The Sierra Fund is proud to release a new report detailing activities, results, and lessons learned from a year-long pilot outreach program in four Sierra communities.
The short term goals of this program were to prevent and reduce exposure to mercury from locally caught fish in Sierra communities, and to raise awareness about mercury in the fish and other mine-related toxins, among community members, leaders, and healthcare providers. The long term goal is to build a movement to clean up sources of legacy mining pollution in the Sierra.
Over 2013-14 program included accredited trainings for doctors and nurses at Sierra clinics about mercury in fish and how to advise their patients to eat fish safely, and outreach to the general community about mercury, lead and other heavy metals associated with our region’s mining history.
“This program, like much of The Sierra Fund’s work, was designed to be a small-scale pilot project that can provide an example for other organizations and communities in the Sierra,” said Kerry Morse, Program Director. “This final report is an important piece for sharing what we did, and what we learned, with others in the region.”
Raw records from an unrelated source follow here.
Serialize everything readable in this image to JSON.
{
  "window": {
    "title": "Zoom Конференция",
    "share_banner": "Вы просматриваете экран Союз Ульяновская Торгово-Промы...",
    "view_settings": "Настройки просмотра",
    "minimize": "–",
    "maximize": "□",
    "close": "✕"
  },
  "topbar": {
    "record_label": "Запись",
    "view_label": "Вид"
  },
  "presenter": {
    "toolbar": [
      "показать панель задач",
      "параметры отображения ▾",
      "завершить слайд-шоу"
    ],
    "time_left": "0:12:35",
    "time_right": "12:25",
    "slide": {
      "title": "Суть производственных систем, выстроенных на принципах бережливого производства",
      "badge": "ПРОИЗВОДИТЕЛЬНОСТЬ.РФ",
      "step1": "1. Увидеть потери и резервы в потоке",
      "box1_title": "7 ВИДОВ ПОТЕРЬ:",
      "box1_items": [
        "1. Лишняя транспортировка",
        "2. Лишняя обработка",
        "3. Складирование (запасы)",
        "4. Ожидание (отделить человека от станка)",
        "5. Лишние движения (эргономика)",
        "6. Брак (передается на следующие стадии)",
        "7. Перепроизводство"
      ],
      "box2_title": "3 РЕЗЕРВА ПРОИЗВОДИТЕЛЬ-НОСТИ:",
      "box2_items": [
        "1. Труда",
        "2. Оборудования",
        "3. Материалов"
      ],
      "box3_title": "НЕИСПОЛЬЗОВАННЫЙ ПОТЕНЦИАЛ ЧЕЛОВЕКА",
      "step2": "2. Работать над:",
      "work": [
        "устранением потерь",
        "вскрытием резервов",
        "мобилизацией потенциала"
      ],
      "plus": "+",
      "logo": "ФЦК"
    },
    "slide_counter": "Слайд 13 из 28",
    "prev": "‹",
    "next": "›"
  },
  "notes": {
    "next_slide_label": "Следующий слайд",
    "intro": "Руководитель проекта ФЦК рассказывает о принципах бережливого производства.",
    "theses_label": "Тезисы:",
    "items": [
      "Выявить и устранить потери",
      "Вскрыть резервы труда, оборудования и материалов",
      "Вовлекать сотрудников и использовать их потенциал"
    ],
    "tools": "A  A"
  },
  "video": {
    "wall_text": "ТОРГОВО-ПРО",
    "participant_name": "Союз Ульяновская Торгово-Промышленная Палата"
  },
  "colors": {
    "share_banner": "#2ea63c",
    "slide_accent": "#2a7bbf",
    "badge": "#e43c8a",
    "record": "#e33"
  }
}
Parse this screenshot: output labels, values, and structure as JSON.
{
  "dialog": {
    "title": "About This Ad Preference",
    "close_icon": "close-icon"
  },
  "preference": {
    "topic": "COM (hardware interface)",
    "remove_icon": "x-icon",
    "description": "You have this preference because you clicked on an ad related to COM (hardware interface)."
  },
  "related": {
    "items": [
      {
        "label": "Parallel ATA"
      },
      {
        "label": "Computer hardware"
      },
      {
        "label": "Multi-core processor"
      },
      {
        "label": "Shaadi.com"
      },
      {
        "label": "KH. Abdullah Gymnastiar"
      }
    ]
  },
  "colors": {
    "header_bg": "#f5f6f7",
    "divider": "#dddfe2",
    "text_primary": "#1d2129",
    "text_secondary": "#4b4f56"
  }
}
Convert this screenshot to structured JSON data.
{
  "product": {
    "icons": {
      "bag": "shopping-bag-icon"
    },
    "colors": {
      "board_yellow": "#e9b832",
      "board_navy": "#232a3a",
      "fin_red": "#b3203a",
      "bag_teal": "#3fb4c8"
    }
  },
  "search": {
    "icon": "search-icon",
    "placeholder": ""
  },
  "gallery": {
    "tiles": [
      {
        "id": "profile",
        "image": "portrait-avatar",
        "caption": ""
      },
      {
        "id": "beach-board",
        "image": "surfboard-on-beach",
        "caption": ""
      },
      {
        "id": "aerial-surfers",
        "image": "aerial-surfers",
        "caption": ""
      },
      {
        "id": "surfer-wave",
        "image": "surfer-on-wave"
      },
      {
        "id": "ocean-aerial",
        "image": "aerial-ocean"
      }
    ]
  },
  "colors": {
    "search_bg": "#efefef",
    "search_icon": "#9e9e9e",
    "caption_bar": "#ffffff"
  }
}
Community members were extremely responsive to the outreach program, with 60-100 people showing up for informational community meetings in Nevada City, Foresthill, and Quincy.
With the assistance of partner organization California Indian Environmental Alliance, we conducted free trainings on mercury in fish to staff from 15 hospitals and clinics in the region. None of the staff participating in the training had ever provided information about mercury in fish to their patients before our contact with them. Now, the majority of clinics we contacted at the end of the program are providing this information to their patients.
The Sierra Fund’s Outreach Coordinator Amber Taxiera summed up her on-the-ground work on the pilot program, saying “Implementing The Sierra Fund’s outreach programs has been fun, challenging and rewarding. Not only did I get to teach about our local history, I also got to help people make good choices about reducing their exposure to environmental hazards – a job worth doing!”
The Sierra Fund is grateful to the agencies, organizations, foundations and individuals that made this program possible through funding or in-kind support:
- Funders include The California Wellness Foundation, Clarence E. Heller Charitable Foundation, Clif Bar Family Foundation and the EPA Environmental Justice Small Grants Program.
- Advisors include the California Office of Environmental Health Hazard Assessment and Department of Public Health.
- Our main project partner for the program was the California Indian Environmental Alliance, which provided expertise, materials, and various kinds of in-kind support.
- Guest speakers at events included the US Geological Survey, USDA Forest Service, and Bureau of Land Management, and California Indian Environmental Alliance.
- Co-sponsors of events included: Mercury Health Summit co-sponsors Senator Fran Pavley, Assemblymember Brian Dahle, Sierra Health Foundation, Physicians for Social Responsibility/Sacramento, Sierra Nevada Conservancy, California Indian Environmental Alliance, and the California State University Chico School of Nursing; Quincy Community Meeting co-sponsors the County of Plumas and the California Indian Environmental Alliance; Foresthill Community Meeting co-sponsors North Fork American River Alliance, Upper American River Foundation, North Area Sportsman’s Association, Sierra Club Placer Group and Sac-Sierra Trout Unlimited; and Nevada City Community Meeting co-sponsors Nevada County Public Health Department, Greater Champion Neighborhood Association, Greater Cement Hill Neighborhood Association, San Juan Ridge Taxpayers Association and the Yuba Watershed Institute.